2 Answers | Add Yours
You will find what you are looking for in the character of Mercutio.
In Act I, scene 4 we meet Mercutio and quickly discover that he is the clown of the group. He is not a Capulet or a Montegue but related to the Prince.
He seems to be Romeo's best friend and in I. 4, he trys to lighten the mood. Romeo is still being self indulgent concerning his unrequited love for Rosalind. The Queen Mab speech is full of sexual jokes and innuendos. By the end of the scene, Romeo seems to be in a better humor.
The revenge motive can be found in Act III, scene 1. The fight between Mercutio and Tybalt seems to be more in jest than "out to kill", yet Romeo, stepping between the two, inadvertently causes Mercutio's death. When Tybalt returns, Romeo wants to avenge his friend's death and thus he kills Tybalt.
These are perhaps the best examples.
Many of Shakespeare's tragedies include the use of comic relief in order to heighten the tension of the events which follow. For instance, in Romeo and Juliet, the scene between Lord Capulet and the servant in Act IV, scene ii, in which Lord Capulet is requesting the hiring of cooks for Juliet's wedding feast is an example of comic relief. The brief joking about not hiring a cook who refuses to lick his own fingers lightens the tense mood of the play. In the previous scene, Juliet had agreed, with the help of Friar Laurence, to fake her own death in order to avoid marrying Paris. The lighter mood of happy wedding preparation at the Capulet house makes the discovery of Juliet's "dead" body all the more tragic. Shakespeare deliberately uses a "rise and fall" of tension (like in a waltz) to create an emotional impact upon the audience during the tragic scenes. This prevents the play from being consistently on one level throughout. If the play was entirely tragedy, tragedy, tragedy without a break in tension, Shakespeare would most likely have lost his audience's attention.

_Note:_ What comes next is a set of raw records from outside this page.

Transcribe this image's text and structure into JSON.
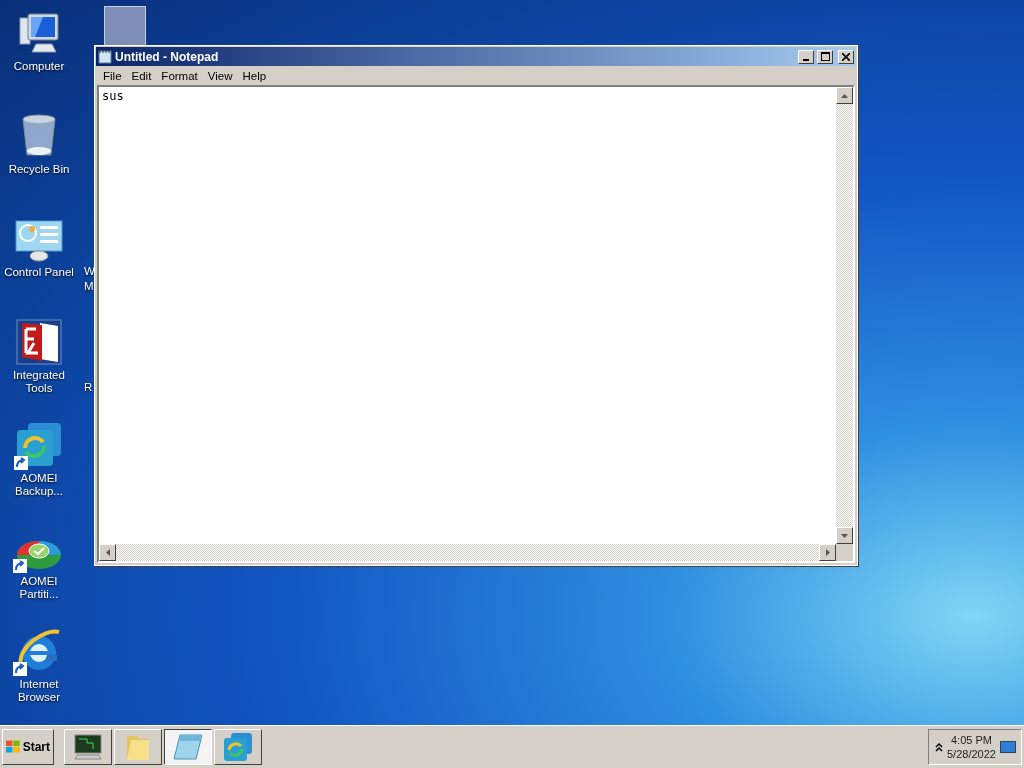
{
  "desktop": {
    "icons": [
      {
        "kind": "computer",
        "label": "Computer",
        "shortcut": false
      },
      {
        "kind": "recycle-bin",
        "label": "Recycle Bin",
        "shortcut": false
      },
      {
        "kind": "control-panel",
        "label": "Control Panel",
        "shortcut": false
      },
      {
        "kind": "ftp",
        "label": "Integrated Tools",
        "shortcut": false
      },
      {
        "kind": "backup",
        "label": "AOMEI Backup...",
        "shortcut": true
      },
      {
        "kind": "partition",
        "label": "AOMEI Partiti...",
        "shortcut": true
      },
      {
        "kind": "browser",
        "label": "Internet Browser",
        "shortcut": true
      }
    ],
    "hidden_column": [
      {
        "kind": "shortcut-tile"
      },
      {
        "kind": "label-only",
        "label_lines": [
          "W",
          "M"
        ]
      },
      {
        "kind": "label-only",
        "label_lines": [
          "R"
        ]
      }
    ]
  },
  "window": {
    "title": "Untitled - Notepad",
    "menu": [
      "File",
      "Edit",
      "Format",
      "View",
      "Help"
    ],
    "text": "sus"
  },
  "taskbar": {
    "start": "Start",
    "buttons": [
      {
        "kind": "terminal",
        "selected": false
      },
      {
        "kind": "folder",
        "selected": false
      },
      {
        "kind": "notepad",
        "selected": true
      },
      {
        "kind": "backup",
        "selected": false
      }
    ],
    "tray": {
      "time": "4:05 PM",
      "date": "5/28/2022"
    }
  }
}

As for the revenge motive, Romeo extracts revenge on Tybalt for the death of his friend, Mercutio in Act III, scene i. However, this is not a plotted revenge; it is one of a passionate reaction. Romeo does not think before acting, but killing Tybalt is most definitely revenge.
An example of plotted revenge was Tybalt's letter to Romeo, challenging him to a duel. Tybalt felt insulted that Romeo and his friends had crashed the Capulet party the night before (Act I, scene v), and was even further humiliated by his uncle Lord Capulet who chided Tybalt for wanting to confront Romeo at all. The reader learns in Act III, scene i that Tybalt has sent a letter to the Montague house to challenge Romeo for that insult. This act of revenge backfired when Romeo refused to fight, and then Mercutio drew his sword and attacked Tyblat instead.
We’ve answered 324,359 questions. We can answer yours, too.Ask a question